# What you need to do
This task calls for copying every line in the data below that contains the word "visualjavafx".

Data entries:
BEGIN
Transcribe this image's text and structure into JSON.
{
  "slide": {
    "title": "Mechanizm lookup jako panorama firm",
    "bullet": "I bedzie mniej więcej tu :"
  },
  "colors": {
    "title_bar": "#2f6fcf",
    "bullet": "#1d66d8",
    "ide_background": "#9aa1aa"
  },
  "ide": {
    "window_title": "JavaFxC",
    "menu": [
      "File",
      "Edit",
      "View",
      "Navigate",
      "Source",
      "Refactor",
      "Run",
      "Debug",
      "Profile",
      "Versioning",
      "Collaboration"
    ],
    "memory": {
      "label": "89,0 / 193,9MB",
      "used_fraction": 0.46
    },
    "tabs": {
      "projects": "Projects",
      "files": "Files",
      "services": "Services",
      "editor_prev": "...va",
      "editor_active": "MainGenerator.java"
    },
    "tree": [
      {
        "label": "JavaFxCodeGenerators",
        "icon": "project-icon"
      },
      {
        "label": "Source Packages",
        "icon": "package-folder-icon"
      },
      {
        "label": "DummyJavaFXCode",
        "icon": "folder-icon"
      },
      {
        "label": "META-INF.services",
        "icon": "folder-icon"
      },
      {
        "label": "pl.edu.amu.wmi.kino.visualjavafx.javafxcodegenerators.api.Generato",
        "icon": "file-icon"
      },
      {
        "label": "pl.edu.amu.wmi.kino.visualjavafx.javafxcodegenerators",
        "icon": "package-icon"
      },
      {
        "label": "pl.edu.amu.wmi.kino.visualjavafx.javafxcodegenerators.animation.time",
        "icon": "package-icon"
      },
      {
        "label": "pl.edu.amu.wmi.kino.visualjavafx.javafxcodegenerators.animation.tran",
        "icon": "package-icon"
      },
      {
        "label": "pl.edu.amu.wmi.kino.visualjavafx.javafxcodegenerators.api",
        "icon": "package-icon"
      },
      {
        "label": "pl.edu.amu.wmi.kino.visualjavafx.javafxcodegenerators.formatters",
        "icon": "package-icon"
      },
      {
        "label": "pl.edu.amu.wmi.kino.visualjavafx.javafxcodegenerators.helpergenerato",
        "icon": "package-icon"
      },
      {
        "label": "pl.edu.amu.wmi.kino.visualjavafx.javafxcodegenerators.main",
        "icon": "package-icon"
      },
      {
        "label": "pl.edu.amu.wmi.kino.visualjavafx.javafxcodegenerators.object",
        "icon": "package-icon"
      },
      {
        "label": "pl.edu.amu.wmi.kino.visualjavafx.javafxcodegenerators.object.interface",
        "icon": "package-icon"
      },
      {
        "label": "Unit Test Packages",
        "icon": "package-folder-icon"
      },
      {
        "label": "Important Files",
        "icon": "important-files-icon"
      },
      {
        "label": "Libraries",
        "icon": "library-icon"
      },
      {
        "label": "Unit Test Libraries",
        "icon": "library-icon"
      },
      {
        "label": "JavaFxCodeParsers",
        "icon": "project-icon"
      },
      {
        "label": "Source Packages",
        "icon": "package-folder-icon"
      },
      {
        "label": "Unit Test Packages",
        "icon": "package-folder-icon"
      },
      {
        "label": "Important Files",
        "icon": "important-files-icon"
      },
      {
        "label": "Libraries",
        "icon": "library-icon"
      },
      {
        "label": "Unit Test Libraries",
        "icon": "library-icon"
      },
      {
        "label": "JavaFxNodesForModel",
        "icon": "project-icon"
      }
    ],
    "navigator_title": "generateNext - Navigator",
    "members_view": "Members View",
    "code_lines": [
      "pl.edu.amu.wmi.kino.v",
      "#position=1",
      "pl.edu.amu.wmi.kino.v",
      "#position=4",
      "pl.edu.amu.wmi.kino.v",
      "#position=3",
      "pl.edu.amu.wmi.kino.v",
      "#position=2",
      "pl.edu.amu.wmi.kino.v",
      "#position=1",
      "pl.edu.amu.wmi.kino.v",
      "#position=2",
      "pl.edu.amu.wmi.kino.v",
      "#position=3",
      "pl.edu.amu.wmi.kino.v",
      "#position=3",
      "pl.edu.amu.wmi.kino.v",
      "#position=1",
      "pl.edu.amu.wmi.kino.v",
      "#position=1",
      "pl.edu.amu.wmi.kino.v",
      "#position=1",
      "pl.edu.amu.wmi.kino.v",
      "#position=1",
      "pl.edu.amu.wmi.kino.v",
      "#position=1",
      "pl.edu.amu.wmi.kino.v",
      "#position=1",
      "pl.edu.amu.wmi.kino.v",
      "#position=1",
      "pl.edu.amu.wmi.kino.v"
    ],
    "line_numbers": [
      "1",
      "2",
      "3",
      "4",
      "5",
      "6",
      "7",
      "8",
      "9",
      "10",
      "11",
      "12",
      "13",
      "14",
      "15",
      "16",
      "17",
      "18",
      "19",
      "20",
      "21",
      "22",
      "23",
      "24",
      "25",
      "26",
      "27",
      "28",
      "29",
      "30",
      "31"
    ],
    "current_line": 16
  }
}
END
# Task solution
        "label": "pl.edu.amu.wmi.kino.visualjavafx.javafxcodegenerators.api.Generato",
        "label": "pl.edu.amu.wmi.kino.visualjavafx.javafxcodegenerators",
        "label": "pl.edu.amu.wmi.kino.visualjavafx.javafxcodegenerators.animation.time",
        "label": "pl.edu.amu.wmi.kino.visualjavafx.javafxcodegenerators.animation.tran",
        "label": "pl.edu.amu.wmi.kino.visualjavafx.javafxcodegenerators.api",
        "label": "pl.edu.amu.wmi.kino.visualjavafx.javafxcodegenerators.formatters",
        "label": "pl.edu.amu.wmi.kino.visualjavafx.javafxcodegenerators.helpergenerato",
        "label": "pl.edu.amu.wmi.kino.visualjavafx.javafxcodegenerators.main",
        "label": "pl.edu.amu.wmi.kino.visualjavafx.javafxcodegenerators.object",
        "label": "pl.edu.amu.wmi.kino.visualjavafx.javafxcodegenerators.object.interface",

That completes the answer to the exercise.